From this chance encounter, Yossi's need for some sort of affection becomes insufferable. Traipsing from computer dating to bars without conviction, he's about to give up all hope of companionship when he comes across some hitchhiking soldiers, one of whom is a "modern" gay. This apparently means being aggressively out to everyone except his parents. Get ready to step on some glassware.
Directed by Eytan Fox, the gifted helmer of the international hit Walk on Water, Yossi, a work of special depth, is yet another of his incisive character studies of a man who doesn't quite fit in until he finally does.
There are now two Hansel & Gretels you are not going to pay to see. There's one currently playing in the malls, which stars Jeremy Renner and is subtitled Witch Hunters 3D. The other, Warriors of Witchcraft, a straight-to-DVD atrocity that hopes to cash in on the similarity in titles, boasts as its leads the actual twins Fivel and Booboo Stewart as Ella/Gretel and Jonah/Hansel. Yes, these two forlorn teens with complementary pouting physiognomies portray high schoolers sent away to an elite boarding school, Lebkuchen-Haus. [Translation: Gingerbread House.] Oh, no! Calculus and the threat of acne are more than enough to deal with, but throwing in a coven of witches secretly being trained on campus to take over the world is really unfair.
So who is the leader of the nefarious force that is feeding upon the souls of the young? Eric Roberts in his worst lifetime performance as Mr. Sebastian, the head of the school, or Vanessa Angel as Ms. Keegan, a guidance counselor? Or is it their agents who got them these parts?
No, the fault lies with David DeCoteau, possibly the least-talented living director in America. And while we're at it, throw in Costa Rica and Sweden, too. Apparently, knowing nothing about helming, casting, dramatic structure, or editing hasn't stopped this bumbling, Portland-born, ham-handed purveyor of crapola from making over 50 movies since 1985. Do the titles tell it all? Try on Beach Babes 2: Cave Girl Island; Santa's Summer House; 1313: Haunted Frat; or 2: Voodoo Academy for size. If you don't believe me, try sitting through any trailer of his. 1313: Hercules Unbound, for example. If you can sit through this one, you've either expired or overdosed on Valium.
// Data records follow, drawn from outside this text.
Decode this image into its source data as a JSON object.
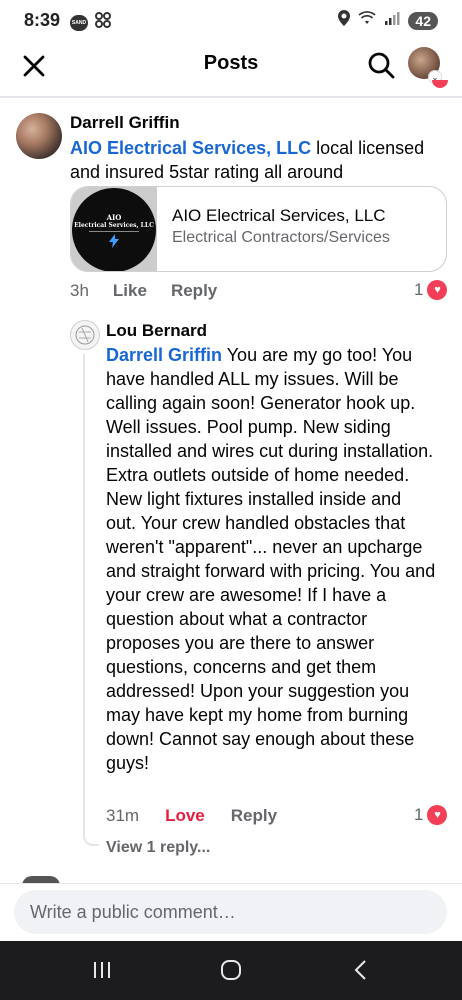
{
  "status_bar": {
    "time": "8:39",
    "battery": "42",
    "pill_label": "SAND"
  },
  "header": {
    "title": "Posts"
  },
  "comments": [
    {
      "author": "Darrell Griffin",
      "mention": "AIO Electrical Services, LLC",
      "text": " local licensed and insured 5star rating all around",
      "link_card": {
        "title": "AIO Electrical Services, LLC",
        "subtitle": "Electrical Contractors/Services",
        "logo_line1": "AIO",
        "logo_line2": "Electrical Services, LLC"
      },
      "time": "3h",
      "like_label": "Like",
      "reply_label": "Reply",
      "reaction_count": "1"
    },
    {
      "author": "Lou Bernard",
      "mention": "Darrell Griffin",
      "text": " You are my go too! You have handled ALL  my issues. Will be calling again soon! Generator hook up. Well issues. Pool pump. New siding installed and wires cut during installation.  Extra outlets outside of home needed. New light fixtures installed inside and out. Your crew handled obstacles that weren't \"apparent\"... never an upcharge and straight forward with pricing.  You and your crew are awesome! If I have a question about what a contractor proposes  you are there to answer questions, concerns and get them addressed! Upon your suggestion you may have kept my home from burning down! Cannot say enough about these guys!",
      "time": "31m",
      "like_label": "Love",
      "reply_label": "Reply",
      "reaction_count": "1",
      "view_replies": "View 1 reply..."
    }
  ],
  "composer": {
    "placeholder": "Write a public comment…"
  },
  "colors": {
    "link_blue": "#1967d2",
    "love_red": "#e41e3f",
    "heart_bg": "#f33e58",
    "muted": "#65676b"
  }
}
Sadly returning to Hansel & Gretel, the special effects are as nonexistent as is the film's inner logic. As for the supporting cast, which includes Niclas Gillis, Tyne Stecklein, and Courtney Turk as the spoiled upper-class witches, they showcase less Wiccan talent than the broom display at your local Home Depot. The film only comes alive for a few minutes when the Keanu-Reeves lookalike Booboo takes off his shirt, a talent he probably learned from his co-star Taylor Lautner in The Twilight Saga: Breaking Dawn. But when your pectorals out-act your mouth, something is out of whack.
"Bad" films can be loads of fun. Just seek out the classics of Ed Wood. There is, however, no joie de vivre to be found here, just dreary, uncampy mediocrity shoveled up like manure on a pig farm. - Brandon Judell
Mr. Judell is currently teaching "Queer Theatre" and "Gay and Lesbian Identity in Literature" at The City College of New York and is Coordinator of The Simon H. Rifkind Center. He has written on film for The Village Voice,indieWire.com, the New York Daily News, Soho Style, and The Advocate,and is anthologized in Cynthia Fuchs's Spike Lee Interviews (University Press of Mississippi) and John Preston's A Member of the Family (Dutton). He is also a member of the performance/writing group FlashPoint.